Note: The Trans Iowa Report for Version 7 will take a while to roll out. If you are not a fan, I would just plan on coming back in a week! It'll take me that long to unroll this for everyone else.Trans Iowa V7 started in earnest for me on Friday.....
Trans Iowa V7: Recap- Pre-Race Meat-Up:
Friday, April 22nd: I get everything loaded up into the "Truck With No Name". It had been spritzing moisture all morning, but as of load up time Friday, it had stopped. I figured I could make it without my impromptu tarp, which I stashed behind the seat in the cab. Meanwhile, I am dealing with stress over the last minute-ness of some of the T.I.V7 details and trying to remember everything I needed to bring before I left for Grinnell.
I get into the truck, and what do you know? It started pouring rain. Gah! Out comes the tarp, and I scurry to get it secured well enough to deal with 60mph driving. Was this going to end up like last year? Crap! It sure looked that way. If the roads were already soupy, we were in for a short weekend!

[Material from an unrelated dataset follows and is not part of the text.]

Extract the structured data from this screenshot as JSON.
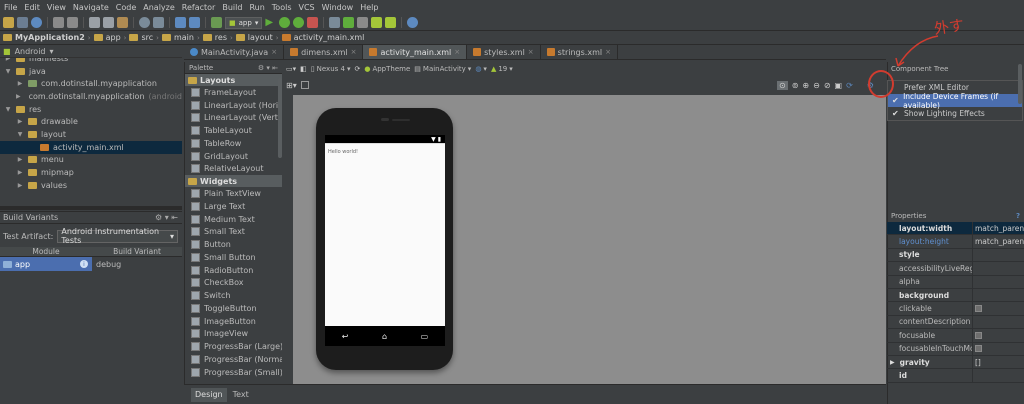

The plan was to scout some roads on the way down, hook up with David, and then get the Pre-Race Meat-Up underway. I saw the roads, and as I drove, I got more and more stoked about the event. They were actually in really decent shape. Some places were as good as it gets. David finally called me and said similar things about what he had seen of the roads so far. The only bummer? I found a B Road that had been converted to a C Road and gated over the winter, which meant a re-route. Luckily for us, (and really lucky for us, as we will see later),I had plenty of re-routing supplies on board the truck.
As I got into town, I drove by the finish line area, and the road out of town. Everything looked primo! I met up with David at our motel, and we headed over to the venue for the meeting along with several racers who wanted to help out. The Trans Iowa veteran racer, if nothing else, can tote a box with the best of 'em! Thanks one and all for your extra hands!

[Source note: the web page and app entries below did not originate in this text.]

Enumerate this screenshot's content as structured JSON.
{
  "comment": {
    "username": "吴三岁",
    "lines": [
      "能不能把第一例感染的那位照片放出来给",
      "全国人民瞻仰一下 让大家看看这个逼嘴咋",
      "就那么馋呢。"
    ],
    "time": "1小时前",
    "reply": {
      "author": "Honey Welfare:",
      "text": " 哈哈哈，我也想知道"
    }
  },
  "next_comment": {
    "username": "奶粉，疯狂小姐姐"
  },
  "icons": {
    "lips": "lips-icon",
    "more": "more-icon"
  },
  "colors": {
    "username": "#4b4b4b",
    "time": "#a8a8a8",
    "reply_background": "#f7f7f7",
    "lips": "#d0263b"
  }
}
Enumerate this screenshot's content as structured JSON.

We even had them stuffing our bags and getting things done for us was much easier because of their help.
"Super-Chamber-woman", Sheryl Parmely was awesome, as usual. Always helpful and right there when we need her. In fact, she lobbied very hard for a discount on our meals at the Steakhouse. Yes- everyone's meals were subsidized. Amazing! Thanks to the Grinnell Chamber of Commerce! Thanks Sheryl!

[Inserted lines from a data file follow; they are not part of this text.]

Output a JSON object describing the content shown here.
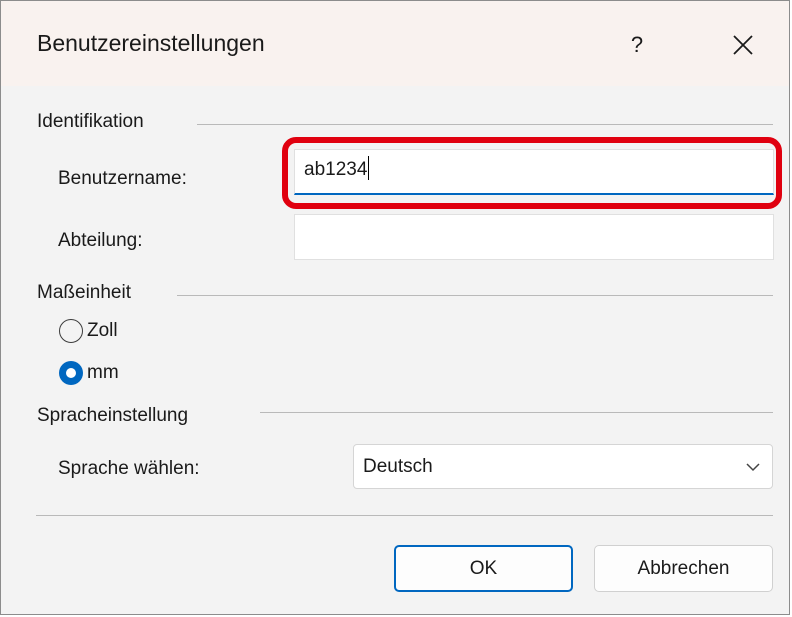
{
  "window": {
    "title": "Benutzereinstellungen",
    "help_label": "?",
    "close_icon": "close-icon"
  },
  "identifikation": {
    "group_label": "Identifikation",
    "username_label": "Benutzername:",
    "username_value": "ab1234",
    "department_label": "Abteilung:",
    "department_value": ""
  },
  "masseinheit": {
    "group_label": "Maßeinheit",
    "options": [
      {
        "label": "Zoll",
        "selected": false
      },
      {
        "label": "mm",
        "selected": true
      }
    ]
  },
  "sprache": {
    "group_label": "Spracheinstellung",
    "select_label": "Sprache wählen:",
    "selected_value": "Deutsch",
    "chevron_icon": "chevron-down-icon"
  },
  "buttons": {
    "ok_label": "OK",
    "cancel_label": "Abbrechen"
  },
  "colors": {
    "accent": "#0067c0",
    "highlight": "#e0000f"
  }
}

We got a check in procedure started and riders were already standing in line to get signed on before 5pm. Thanks for being punctual guys and gals! Yes, we signed on our largest field of Women's Open riders ever with five and the largest Rookie Class ever with 37 riders. In all, 76 riders showed up and started Saturday morning, also a record. Trans Iowa V7 was already making history, and it hadn't even started yet!
The Grinnell Steakhouse then turned into the "Grinnell Smokehouse"! So many folks were grillin', the place smoked up in a hurry. Doors were flung open in an attempt to alleviate the situation, which worked out rather well, in the end. Food was consumed, conversations had, and old and new friends met. Good stuff all around.
Meanwhile, the video/documentary project was being worked on by Jeff Fring. He had already sat me down for a half an hour interview, and was getting more beta at the pre-race. Steve Fuller, our still photography man, was clicking off a few images as well.
Checkpoint volunteers were on hand, and everything seemed to work quite well at the Meat-Up. Now, would the event go as well? Would the drizzle, which had finally ceased to fall, stay away? This and more in part Two of the T.I.V7 Race Report.